What to work on — In the entries below, count the lines that contain the word "videos" and give only that number.

Dataset rows describing interfaces:
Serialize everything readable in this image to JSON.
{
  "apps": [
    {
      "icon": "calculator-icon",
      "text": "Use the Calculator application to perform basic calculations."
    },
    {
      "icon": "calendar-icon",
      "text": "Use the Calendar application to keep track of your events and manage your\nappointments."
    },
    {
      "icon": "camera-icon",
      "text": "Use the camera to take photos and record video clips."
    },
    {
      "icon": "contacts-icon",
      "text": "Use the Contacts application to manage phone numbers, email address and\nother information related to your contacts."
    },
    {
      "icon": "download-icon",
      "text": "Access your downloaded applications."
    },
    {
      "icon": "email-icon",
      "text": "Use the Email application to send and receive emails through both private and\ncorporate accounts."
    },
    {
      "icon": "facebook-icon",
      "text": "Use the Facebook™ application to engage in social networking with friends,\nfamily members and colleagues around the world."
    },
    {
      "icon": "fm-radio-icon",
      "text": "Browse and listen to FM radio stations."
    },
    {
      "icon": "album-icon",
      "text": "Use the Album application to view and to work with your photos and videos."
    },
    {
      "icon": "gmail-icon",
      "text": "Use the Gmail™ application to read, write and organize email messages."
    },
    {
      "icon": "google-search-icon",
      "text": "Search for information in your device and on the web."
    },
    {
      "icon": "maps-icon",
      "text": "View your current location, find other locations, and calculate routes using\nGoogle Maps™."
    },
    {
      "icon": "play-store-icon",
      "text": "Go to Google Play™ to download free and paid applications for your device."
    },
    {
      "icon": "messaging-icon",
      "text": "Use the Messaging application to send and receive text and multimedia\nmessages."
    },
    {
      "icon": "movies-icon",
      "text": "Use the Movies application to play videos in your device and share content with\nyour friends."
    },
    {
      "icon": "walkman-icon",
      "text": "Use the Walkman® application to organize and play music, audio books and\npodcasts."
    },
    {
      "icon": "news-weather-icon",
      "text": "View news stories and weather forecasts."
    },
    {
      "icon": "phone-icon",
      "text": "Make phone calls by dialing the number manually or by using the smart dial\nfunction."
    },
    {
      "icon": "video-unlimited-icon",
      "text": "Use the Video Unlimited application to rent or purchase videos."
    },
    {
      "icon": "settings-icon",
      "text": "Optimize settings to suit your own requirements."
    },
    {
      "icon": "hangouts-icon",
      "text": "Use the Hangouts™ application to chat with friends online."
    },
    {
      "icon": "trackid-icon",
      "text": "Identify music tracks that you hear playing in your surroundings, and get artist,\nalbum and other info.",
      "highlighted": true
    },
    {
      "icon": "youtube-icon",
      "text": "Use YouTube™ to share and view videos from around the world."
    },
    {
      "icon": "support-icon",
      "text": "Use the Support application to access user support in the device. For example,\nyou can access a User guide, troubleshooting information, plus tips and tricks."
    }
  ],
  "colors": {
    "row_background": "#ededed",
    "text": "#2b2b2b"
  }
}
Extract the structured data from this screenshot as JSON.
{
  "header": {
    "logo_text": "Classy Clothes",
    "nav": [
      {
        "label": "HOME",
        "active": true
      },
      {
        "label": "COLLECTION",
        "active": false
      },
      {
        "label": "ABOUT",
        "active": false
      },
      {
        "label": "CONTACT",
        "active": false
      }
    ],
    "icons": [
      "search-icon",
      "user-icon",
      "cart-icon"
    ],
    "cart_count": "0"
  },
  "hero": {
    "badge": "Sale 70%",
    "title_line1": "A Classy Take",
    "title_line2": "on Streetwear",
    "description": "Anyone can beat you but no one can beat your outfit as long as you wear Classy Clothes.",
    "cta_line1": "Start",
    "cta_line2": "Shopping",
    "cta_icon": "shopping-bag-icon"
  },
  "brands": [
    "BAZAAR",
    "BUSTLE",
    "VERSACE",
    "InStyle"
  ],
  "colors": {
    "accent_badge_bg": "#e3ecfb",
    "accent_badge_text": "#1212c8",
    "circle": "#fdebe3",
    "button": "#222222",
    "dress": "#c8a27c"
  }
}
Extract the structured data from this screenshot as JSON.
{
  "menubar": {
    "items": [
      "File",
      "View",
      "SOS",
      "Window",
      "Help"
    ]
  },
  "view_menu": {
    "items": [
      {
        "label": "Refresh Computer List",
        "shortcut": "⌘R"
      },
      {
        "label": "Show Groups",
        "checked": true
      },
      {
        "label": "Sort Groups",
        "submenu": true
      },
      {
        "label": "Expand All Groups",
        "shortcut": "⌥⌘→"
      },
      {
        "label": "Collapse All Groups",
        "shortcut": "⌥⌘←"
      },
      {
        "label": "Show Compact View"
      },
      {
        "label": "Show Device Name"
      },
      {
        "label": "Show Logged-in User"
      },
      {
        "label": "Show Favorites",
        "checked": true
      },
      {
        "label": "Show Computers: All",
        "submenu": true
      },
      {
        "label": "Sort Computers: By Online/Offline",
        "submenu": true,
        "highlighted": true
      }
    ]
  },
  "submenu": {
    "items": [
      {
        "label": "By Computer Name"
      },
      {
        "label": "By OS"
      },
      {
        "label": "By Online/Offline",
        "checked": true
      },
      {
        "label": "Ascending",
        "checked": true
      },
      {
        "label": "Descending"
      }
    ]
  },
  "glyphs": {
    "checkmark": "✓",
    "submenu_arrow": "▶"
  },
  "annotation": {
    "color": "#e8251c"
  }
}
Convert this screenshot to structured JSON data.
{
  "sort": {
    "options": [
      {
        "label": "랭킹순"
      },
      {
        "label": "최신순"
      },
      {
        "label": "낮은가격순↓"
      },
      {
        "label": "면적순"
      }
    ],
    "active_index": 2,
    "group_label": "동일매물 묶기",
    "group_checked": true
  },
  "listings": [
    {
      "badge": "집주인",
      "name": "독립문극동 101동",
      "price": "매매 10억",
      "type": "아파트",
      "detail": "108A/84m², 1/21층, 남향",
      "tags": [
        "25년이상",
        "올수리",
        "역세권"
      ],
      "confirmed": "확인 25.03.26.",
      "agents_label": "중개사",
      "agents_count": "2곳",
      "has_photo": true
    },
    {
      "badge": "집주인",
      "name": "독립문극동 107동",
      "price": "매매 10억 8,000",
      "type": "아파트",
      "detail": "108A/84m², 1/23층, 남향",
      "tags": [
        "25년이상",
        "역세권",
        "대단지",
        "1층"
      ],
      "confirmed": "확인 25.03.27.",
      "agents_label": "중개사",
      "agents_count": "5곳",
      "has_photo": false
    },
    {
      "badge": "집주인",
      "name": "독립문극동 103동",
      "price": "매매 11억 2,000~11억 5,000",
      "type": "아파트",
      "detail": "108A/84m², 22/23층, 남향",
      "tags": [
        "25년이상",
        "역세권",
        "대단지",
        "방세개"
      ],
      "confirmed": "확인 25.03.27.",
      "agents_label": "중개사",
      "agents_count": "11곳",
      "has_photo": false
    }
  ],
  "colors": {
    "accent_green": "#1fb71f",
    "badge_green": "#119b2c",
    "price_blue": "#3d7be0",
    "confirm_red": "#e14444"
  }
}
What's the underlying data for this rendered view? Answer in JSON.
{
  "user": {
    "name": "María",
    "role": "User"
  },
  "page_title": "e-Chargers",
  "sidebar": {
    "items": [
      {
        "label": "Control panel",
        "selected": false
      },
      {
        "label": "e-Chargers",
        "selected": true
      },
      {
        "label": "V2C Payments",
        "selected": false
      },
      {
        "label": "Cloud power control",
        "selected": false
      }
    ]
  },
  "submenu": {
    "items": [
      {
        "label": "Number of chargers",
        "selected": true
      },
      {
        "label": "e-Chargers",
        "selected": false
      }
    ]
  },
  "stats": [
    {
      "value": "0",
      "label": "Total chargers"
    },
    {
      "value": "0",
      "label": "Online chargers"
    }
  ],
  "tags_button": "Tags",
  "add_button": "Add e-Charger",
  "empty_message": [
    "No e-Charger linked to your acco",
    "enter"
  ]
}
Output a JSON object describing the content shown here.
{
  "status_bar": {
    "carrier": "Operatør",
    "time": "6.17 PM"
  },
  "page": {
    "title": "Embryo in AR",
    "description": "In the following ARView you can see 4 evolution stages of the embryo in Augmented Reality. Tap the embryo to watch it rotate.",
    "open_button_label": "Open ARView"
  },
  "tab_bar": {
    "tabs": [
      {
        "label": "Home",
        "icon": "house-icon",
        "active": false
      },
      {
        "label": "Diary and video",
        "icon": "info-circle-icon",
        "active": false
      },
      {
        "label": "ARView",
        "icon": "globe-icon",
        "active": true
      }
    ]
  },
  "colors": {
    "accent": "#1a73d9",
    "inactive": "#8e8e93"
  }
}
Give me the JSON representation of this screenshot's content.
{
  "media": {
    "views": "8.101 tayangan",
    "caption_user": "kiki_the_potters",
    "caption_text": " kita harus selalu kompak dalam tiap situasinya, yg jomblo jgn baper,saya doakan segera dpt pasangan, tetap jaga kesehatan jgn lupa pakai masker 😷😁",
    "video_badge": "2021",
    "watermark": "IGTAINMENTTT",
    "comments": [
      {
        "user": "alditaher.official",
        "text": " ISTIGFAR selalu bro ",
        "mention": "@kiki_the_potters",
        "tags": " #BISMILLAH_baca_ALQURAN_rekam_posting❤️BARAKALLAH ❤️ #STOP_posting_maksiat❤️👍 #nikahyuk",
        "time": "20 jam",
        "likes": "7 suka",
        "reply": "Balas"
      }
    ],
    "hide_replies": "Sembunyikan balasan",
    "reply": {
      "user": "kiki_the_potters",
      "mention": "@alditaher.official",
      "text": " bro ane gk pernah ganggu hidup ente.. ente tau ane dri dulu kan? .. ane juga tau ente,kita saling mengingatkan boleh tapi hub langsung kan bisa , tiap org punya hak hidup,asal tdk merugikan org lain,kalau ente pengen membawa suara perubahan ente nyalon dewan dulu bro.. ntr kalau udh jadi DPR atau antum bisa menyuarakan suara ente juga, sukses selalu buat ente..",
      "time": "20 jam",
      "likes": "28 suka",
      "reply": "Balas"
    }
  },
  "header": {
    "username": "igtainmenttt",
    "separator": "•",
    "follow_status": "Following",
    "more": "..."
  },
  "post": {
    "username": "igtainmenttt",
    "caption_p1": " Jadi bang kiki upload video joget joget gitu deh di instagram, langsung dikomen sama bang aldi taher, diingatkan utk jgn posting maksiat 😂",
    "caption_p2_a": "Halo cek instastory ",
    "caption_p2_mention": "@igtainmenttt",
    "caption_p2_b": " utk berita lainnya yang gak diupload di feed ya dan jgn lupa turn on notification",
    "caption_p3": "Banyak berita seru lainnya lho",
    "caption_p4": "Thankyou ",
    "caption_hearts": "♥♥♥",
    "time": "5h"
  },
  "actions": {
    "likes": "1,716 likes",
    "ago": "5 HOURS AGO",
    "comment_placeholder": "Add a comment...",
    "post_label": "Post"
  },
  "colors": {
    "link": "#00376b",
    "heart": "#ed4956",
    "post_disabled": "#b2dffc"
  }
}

Response area — 4